Random House Books for Young Readers, 304 pages, $17.99, Jan. 2017, Goodreads
With likeable characters, a high-stake romance, and a story steeped in Indian mythology Breeana Shields has created an adventure, which is sure to capture audiences whether they be young or older adults.
What made me first want to pick this story up was Shields’ use of Indian mythology to set the stage for her visha kanya main character, Marinda. As a visha kanya, Marinda can kiss anyone and within a few hours they’re dead. She’s the perfect assassin. The space between the kiss and the kill is enough to allow her deniable plausibility and there is no evidence, so she can’t be suspected.
Marinda hates that she’s been a killer since she was young. She’s always told herself that the men that she killed in the name of the Raja deserved to die. That is until she is ordered to kill a boy she knows, and who is a good, kind, gentle person. Her whole world is turned upside down as she starts to question all that she has done, but she gains her footing as she takes control of all that she decides she will do.
What I liked about this book was not only the Indian mythology, which started to pique my interest when I first read “An Ember in the Ashes” by Sabaa Tahir, but I like Shields ability to set the stakes high for Marinda and those people around her. In order to care, though; for a character that has much to lose you have to make them likeable and I found every character to be likeable, or when applicable, unlikable.
Shields’ prose is also fine tuned, which doesn’t waste the readers’ times with details that aren’t important. Another thing done well in this book is the mystery behind the organization that Marinda kills for. So, not only is their love, but there is mystery and intrigue as well.
The love story is all at once sweet, innocent and deadly and I found the two lovers really easy to root for. In fact, all the relationships in this book, whether they be positive or negative, are extremely well written and are very diverse. There’s not just romantic love, but familial love, along with familial betrayal and distrust. The complexity of the characters sits nicely with the complications of the characters’ interactions.

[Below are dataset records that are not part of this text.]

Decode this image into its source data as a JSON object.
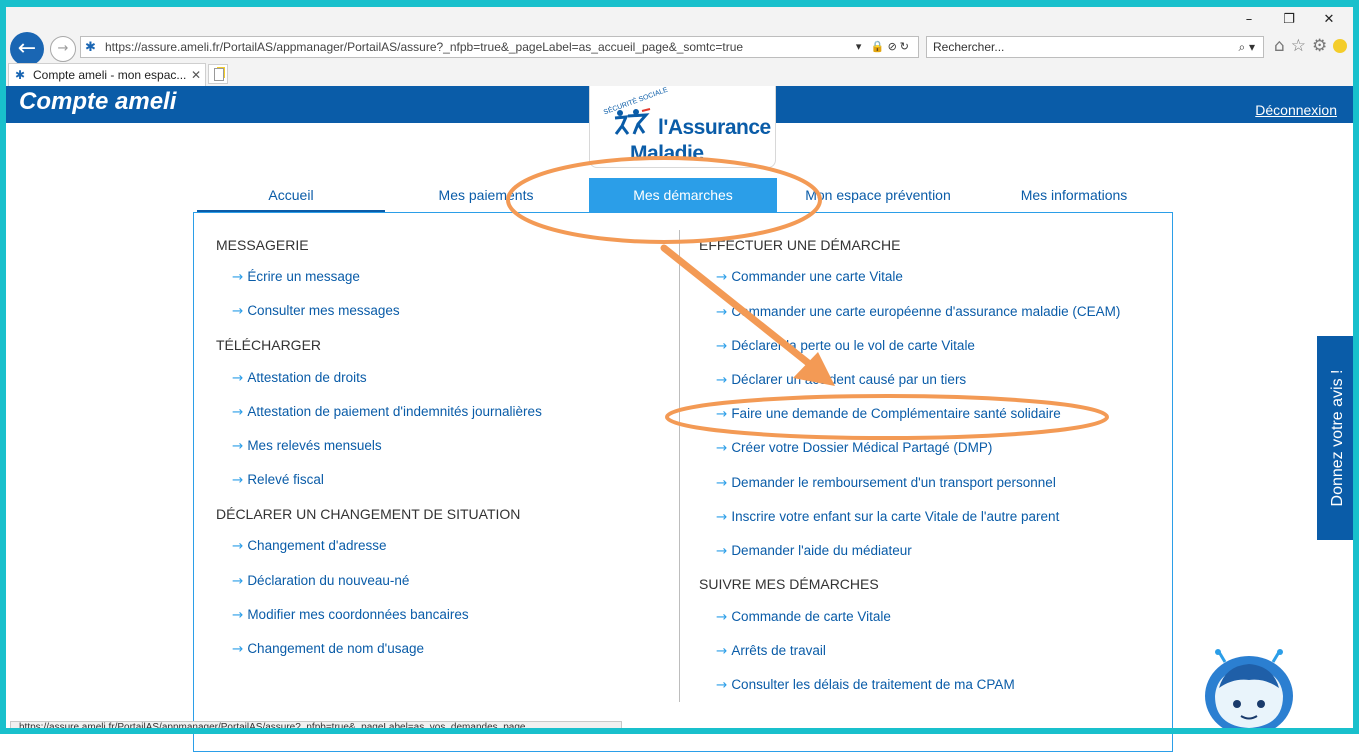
{
  "window_controls": {
    "minimize": "–",
    "restore": "❐",
    "close": "✕"
  },
  "browser": {
    "url": "https://assure.ameli.fr/PortailAS/appmanager/PortailAS/assure?_nfpb=true&_pageLabel=as_accueil_page&_somtc=true",
    "search_placeholder": "Rechercher...",
    "tab_title": "Compte ameli - mon espac...",
    "status_url": "https://assure.ameli.fr/PortailAS/appmanager/PortailAS/assure?_nfpb=true&_pageLabel=as_vos_demandes_page"
  },
  "header": {
    "brand": "Compte ameli",
    "logout": "Déconnexion",
    "logo_line1": "l'Assurance",
    "logo_line2": "Maladie",
    "logo_seal": "SÉCURITÉ SOCIALE"
  },
  "nav": {
    "tabs": [
      {
        "label": "Accueil"
      },
      {
        "label": "Mes paiements"
      },
      {
        "label": "Mes démarches"
      },
      {
        "label": "Mon espace prévention"
      },
      {
        "label": "Mes informations"
      }
    ]
  },
  "left": {
    "messagerie": {
      "title": "MESSAGERIE",
      "items": [
        "Écrire un message",
        "Consulter mes messages"
      ]
    },
    "telecharger": {
      "title": "TÉLÉCHARGER",
      "items": [
        "Attestation de droits",
        "Attestation de paiement d'indemnités journalières",
        "Mes relevés mensuels",
        "Relevé fiscal"
      ]
    },
    "situation": {
      "title": "DÉCLARER UN CHANGEMENT DE SITUATION",
      "items": [
        "Changement d'adresse",
        "Déclaration du nouveau-né",
        "Modifier mes coordonnées bancaires",
        "Changement de nom d'usage"
      ]
    }
  },
  "right": {
    "effectuer": {
      "title": "EFFECTUER UNE DÉMARCHE",
      "items": [
        "Commander une carte Vitale",
        "Commander une carte européenne d'assurance maladie (CEAM)",
        "Déclarer la perte ou le vol de carte Vitale",
        "Déclarer un accident causé par un tiers",
        "Faire une demande de Complémentaire santé solidaire",
        "Créer votre Dossier Médical Partagé (DMP)",
        "Demander le remboursement d'un transport personnel",
        "Inscrire votre enfant sur la carte Vitale de l'autre parent",
        "Demander l'aide du médiateur"
      ]
    },
    "suivre": {
      "title": "SUIVRE MES DÉMARCHES",
      "items": [
        "Commande de carte Vitale",
        "Arrêts de travail",
        "Consulter les délais de traitement de ma CPAM"
      ]
    }
  },
  "feedback_label": "Donnez votre avis !",
  "colors": {
    "brand_blue": "#0a5ca8",
    "accent_blue": "#2b9ee8",
    "annotation_orange": "#f39a55",
    "frame_cyan": "#19c0cc"
  }
}
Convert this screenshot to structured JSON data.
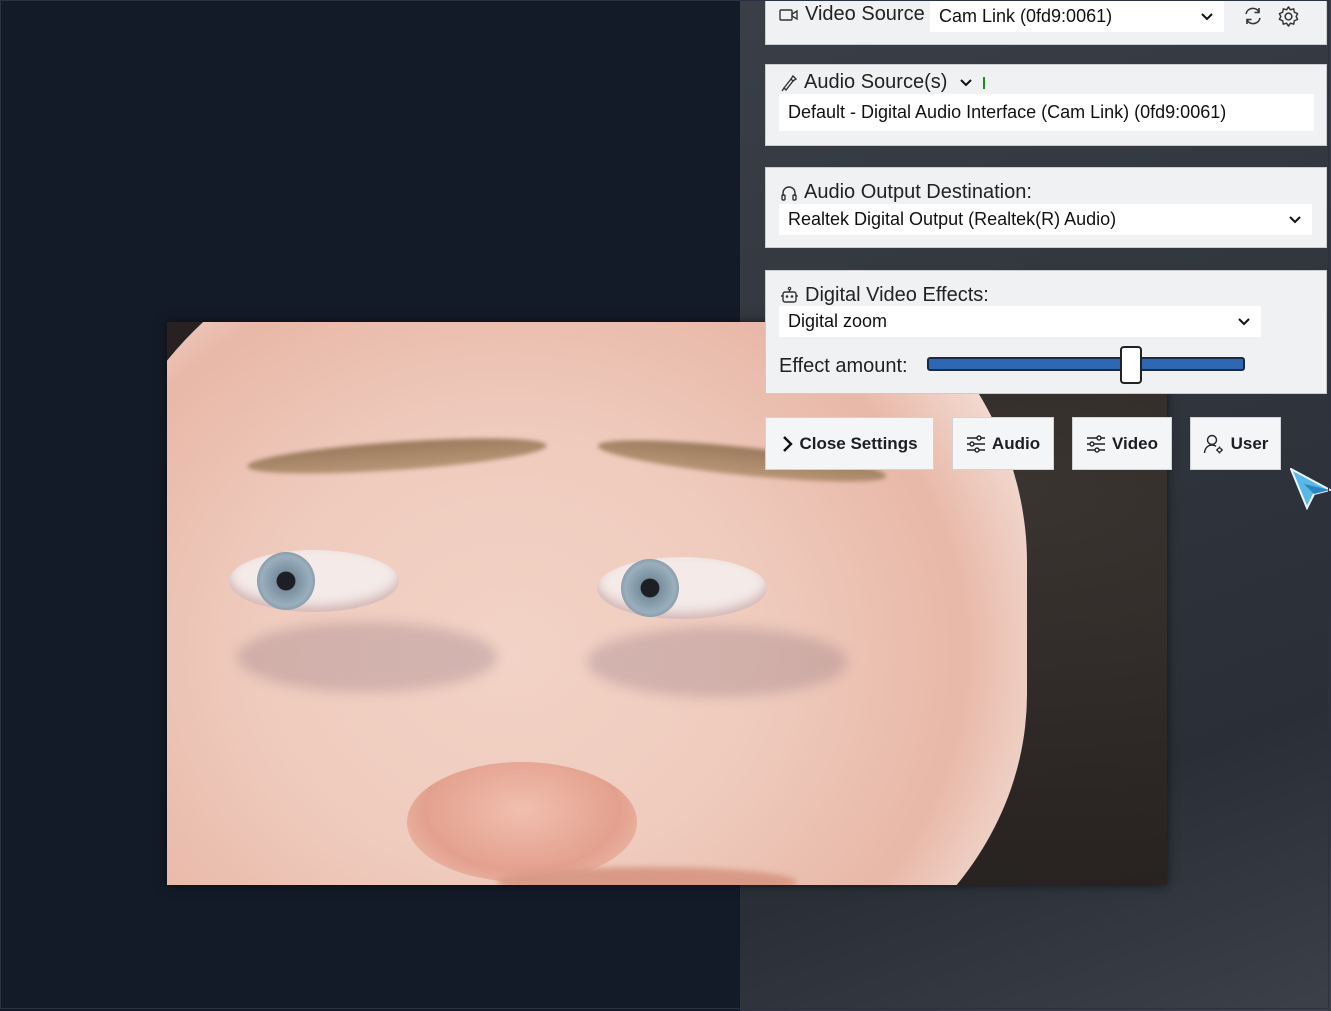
{
  "video_source": {
    "label": "Video Source",
    "selected": "Cam Link (0fd9:0061)"
  },
  "audio_sources": {
    "label": "Audio Source(s)",
    "selected": "Default - Digital Audio Interface (Cam Link) (0fd9:0061)"
  },
  "audio_output": {
    "label": "Audio Output Destination:",
    "selected": "Realtek Digital Output (Realtek(R) Audio)"
  },
  "video_effects": {
    "label": "Digital Video Effects:",
    "selected": "Digital zoom",
    "amount_label": "Effect amount:",
    "amount_fraction": 0.64
  },
  "buttons": {
    "close_settings": "Close Settings",
    "audio": "Audio",
    "video": "Video",
    "user": "User"
  },
  "colors": {
    "slider_fill": "#2e68b5",
    "mic_level": "#1a8f1a",
    "page_bg": "#141b28"
  }
}
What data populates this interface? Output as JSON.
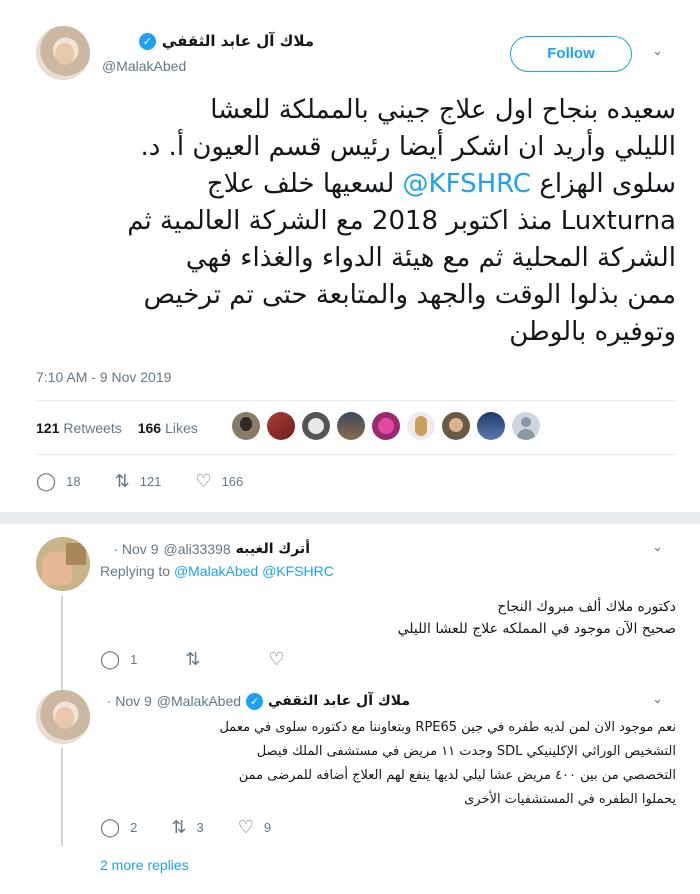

Honestly, the only thing I didn’t like about this book was that it ended, but even that was done well. Shields has ended “Poison’s Kiss” ripe and ready for the sequel, which I personally cannot wait for.
Breeana Shields can be found on Goodreads, on Twitter at @BreeanaShields and on Instagram at @breeanashields. As of right now there is no information regarding “Poison’s Kiss”‘s sequel.